- **WHAT NEEDS TO BE DONE**:
The answer must be every line of the records in which the string "username" appears.
--
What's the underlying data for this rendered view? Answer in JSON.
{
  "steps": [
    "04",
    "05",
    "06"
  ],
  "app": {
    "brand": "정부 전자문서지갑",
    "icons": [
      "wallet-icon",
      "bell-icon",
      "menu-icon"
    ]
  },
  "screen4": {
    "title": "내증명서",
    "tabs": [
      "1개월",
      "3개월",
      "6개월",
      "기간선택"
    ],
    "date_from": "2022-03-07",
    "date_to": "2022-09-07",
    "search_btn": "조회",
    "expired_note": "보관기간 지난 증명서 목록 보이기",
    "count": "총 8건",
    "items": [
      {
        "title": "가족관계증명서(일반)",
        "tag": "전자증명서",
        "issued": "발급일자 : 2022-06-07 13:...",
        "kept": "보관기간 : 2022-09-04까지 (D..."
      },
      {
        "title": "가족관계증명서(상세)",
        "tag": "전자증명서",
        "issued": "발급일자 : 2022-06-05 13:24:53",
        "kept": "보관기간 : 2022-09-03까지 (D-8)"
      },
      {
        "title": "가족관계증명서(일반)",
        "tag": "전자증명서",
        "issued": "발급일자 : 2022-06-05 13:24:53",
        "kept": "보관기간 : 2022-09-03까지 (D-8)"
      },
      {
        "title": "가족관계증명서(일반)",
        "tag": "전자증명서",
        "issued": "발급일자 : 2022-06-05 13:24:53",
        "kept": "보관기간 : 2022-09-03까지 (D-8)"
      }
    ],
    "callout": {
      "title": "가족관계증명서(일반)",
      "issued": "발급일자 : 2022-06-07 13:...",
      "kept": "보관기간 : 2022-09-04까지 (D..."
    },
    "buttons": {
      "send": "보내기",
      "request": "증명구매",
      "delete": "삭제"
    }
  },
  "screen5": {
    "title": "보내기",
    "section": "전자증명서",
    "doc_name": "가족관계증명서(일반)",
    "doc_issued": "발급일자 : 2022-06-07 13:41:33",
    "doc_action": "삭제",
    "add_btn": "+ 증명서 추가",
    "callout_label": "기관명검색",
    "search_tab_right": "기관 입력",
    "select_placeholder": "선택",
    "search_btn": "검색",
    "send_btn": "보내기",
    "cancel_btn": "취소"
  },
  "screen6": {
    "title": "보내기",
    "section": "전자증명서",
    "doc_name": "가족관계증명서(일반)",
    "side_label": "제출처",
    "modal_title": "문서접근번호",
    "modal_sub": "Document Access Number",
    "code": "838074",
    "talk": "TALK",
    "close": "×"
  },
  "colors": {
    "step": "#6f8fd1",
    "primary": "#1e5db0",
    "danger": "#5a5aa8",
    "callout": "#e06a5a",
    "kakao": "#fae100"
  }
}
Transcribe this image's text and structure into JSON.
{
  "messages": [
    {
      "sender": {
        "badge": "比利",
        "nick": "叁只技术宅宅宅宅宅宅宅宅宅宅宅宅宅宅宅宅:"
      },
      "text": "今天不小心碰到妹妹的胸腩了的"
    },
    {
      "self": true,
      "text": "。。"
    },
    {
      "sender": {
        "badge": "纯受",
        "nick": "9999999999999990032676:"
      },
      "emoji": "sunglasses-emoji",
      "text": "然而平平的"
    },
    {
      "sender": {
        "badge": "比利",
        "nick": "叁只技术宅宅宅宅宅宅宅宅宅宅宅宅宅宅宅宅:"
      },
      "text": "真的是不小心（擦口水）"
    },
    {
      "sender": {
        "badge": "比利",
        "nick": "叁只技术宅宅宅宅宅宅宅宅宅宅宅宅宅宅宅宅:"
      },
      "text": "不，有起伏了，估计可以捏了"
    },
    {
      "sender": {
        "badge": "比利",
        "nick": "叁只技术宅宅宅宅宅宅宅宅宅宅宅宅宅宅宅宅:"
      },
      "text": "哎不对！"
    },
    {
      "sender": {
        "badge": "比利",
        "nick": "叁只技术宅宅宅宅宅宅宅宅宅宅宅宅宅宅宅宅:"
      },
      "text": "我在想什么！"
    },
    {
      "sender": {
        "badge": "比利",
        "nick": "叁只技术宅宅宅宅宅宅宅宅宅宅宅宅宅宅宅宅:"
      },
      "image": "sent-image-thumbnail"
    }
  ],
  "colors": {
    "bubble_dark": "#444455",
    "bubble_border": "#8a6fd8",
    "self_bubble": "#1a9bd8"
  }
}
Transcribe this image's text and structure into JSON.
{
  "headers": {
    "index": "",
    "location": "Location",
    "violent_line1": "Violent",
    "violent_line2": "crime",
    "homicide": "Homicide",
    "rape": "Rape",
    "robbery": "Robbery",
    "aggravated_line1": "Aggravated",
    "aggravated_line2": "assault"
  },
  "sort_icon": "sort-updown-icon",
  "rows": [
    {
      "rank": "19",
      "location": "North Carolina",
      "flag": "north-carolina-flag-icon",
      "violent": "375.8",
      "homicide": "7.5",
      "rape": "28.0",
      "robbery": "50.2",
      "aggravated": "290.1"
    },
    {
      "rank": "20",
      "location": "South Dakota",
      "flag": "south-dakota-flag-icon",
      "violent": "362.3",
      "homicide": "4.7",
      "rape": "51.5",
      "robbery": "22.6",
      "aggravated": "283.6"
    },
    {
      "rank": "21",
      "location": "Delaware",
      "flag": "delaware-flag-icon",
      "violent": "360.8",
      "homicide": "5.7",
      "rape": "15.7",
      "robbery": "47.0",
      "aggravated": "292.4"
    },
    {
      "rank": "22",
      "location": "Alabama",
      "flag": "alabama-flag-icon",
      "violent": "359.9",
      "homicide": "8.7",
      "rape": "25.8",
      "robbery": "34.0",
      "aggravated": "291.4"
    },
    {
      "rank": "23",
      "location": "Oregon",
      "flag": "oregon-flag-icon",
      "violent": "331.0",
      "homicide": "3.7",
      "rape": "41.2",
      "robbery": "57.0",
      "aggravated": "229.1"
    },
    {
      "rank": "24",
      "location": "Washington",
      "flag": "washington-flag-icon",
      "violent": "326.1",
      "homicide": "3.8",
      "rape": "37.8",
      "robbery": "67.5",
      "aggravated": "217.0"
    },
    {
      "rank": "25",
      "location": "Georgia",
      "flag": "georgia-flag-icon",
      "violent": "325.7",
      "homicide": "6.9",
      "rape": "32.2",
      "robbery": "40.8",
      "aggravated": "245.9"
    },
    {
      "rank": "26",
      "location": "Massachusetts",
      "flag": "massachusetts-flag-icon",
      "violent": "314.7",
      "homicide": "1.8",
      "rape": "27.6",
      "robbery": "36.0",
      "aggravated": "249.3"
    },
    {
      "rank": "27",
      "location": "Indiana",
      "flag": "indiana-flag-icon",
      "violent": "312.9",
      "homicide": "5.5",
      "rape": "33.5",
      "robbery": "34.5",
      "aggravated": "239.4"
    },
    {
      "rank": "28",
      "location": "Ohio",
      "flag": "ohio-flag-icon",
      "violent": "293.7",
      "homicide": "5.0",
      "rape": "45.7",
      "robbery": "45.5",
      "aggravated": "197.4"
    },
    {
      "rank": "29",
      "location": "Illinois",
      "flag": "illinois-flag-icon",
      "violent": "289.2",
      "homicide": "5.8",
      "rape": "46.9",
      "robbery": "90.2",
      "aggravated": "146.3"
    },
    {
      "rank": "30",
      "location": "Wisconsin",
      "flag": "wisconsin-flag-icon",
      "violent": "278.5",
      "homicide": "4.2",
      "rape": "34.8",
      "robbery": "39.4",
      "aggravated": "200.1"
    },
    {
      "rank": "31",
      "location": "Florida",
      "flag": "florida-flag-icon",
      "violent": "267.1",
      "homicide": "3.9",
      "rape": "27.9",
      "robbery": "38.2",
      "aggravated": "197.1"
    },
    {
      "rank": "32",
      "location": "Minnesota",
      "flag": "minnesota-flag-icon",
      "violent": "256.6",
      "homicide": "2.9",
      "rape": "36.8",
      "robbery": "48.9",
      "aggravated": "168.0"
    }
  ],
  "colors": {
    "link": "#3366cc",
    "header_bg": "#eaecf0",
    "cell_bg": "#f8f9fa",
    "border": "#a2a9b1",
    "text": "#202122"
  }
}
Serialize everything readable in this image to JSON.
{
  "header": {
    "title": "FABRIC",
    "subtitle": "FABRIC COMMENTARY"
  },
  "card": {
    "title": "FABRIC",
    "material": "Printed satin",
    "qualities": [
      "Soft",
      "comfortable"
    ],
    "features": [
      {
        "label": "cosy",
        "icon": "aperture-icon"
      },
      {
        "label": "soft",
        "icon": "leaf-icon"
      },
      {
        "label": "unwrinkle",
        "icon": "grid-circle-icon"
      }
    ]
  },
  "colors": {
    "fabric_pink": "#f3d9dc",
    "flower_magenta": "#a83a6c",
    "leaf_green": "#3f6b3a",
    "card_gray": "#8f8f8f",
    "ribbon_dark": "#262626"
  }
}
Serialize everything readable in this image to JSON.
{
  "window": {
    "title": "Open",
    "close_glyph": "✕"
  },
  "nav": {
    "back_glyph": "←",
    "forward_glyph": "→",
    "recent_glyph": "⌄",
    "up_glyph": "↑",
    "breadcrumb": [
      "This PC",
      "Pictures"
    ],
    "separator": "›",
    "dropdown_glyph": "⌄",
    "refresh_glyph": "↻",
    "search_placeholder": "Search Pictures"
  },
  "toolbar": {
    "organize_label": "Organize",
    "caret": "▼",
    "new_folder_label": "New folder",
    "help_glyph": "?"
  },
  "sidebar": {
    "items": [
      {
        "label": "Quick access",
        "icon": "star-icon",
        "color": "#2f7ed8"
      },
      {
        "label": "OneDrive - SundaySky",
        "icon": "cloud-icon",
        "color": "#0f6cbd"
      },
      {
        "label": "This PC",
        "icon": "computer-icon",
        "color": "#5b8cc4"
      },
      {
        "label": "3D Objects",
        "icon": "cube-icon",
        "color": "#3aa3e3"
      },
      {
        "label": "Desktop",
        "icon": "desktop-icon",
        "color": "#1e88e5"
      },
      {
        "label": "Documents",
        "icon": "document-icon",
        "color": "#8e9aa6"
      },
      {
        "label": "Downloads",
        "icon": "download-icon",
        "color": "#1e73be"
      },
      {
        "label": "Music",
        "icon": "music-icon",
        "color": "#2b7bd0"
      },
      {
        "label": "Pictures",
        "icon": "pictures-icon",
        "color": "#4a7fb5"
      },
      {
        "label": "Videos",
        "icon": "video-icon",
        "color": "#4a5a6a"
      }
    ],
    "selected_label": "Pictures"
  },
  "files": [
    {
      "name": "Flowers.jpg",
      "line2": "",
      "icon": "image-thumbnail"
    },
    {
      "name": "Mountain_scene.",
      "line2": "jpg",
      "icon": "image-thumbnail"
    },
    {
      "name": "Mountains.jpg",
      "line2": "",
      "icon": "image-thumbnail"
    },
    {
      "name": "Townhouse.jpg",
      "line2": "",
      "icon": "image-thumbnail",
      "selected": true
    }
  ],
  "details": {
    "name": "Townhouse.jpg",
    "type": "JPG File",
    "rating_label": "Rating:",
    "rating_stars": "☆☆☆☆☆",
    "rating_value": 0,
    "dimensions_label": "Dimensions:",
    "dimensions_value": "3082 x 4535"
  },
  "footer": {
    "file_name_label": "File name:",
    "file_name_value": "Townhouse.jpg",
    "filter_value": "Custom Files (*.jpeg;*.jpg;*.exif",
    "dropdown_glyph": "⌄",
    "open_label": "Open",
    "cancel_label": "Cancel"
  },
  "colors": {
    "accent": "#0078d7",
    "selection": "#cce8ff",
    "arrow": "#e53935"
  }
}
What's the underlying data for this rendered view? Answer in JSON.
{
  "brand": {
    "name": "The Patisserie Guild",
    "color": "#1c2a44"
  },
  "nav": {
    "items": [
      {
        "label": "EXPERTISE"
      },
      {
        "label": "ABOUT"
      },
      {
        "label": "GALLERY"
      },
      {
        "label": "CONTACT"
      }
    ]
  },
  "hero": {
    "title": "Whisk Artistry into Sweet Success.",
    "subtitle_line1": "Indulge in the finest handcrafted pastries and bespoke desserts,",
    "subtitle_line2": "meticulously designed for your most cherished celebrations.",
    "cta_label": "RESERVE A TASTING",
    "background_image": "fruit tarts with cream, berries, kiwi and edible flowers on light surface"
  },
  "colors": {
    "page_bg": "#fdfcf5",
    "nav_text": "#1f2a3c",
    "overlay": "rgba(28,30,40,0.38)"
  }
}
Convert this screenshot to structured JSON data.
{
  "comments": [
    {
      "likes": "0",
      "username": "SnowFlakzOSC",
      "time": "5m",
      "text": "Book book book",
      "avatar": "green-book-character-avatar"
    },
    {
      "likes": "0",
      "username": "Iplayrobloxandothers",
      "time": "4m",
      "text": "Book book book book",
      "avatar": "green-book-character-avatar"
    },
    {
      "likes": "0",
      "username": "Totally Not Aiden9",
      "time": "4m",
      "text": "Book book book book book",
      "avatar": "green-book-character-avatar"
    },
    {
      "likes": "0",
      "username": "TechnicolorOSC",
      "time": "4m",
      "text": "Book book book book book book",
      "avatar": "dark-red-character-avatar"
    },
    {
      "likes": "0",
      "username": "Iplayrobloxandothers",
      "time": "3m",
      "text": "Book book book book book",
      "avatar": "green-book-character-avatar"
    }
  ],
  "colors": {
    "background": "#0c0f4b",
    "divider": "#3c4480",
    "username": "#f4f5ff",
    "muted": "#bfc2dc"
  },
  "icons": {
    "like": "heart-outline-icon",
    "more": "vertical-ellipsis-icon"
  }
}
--
- **OUTPUT OF THE EXERCISE**:
      "username": "SnowFlakzOSC",
      "username": "Iplayrobloxandothers",
      "username": "Totally Not Aiden9",
      "username": "TechnicolorOSC",
      "username": "Iplayrobloxandothers",
    "username": "#f4f5ff",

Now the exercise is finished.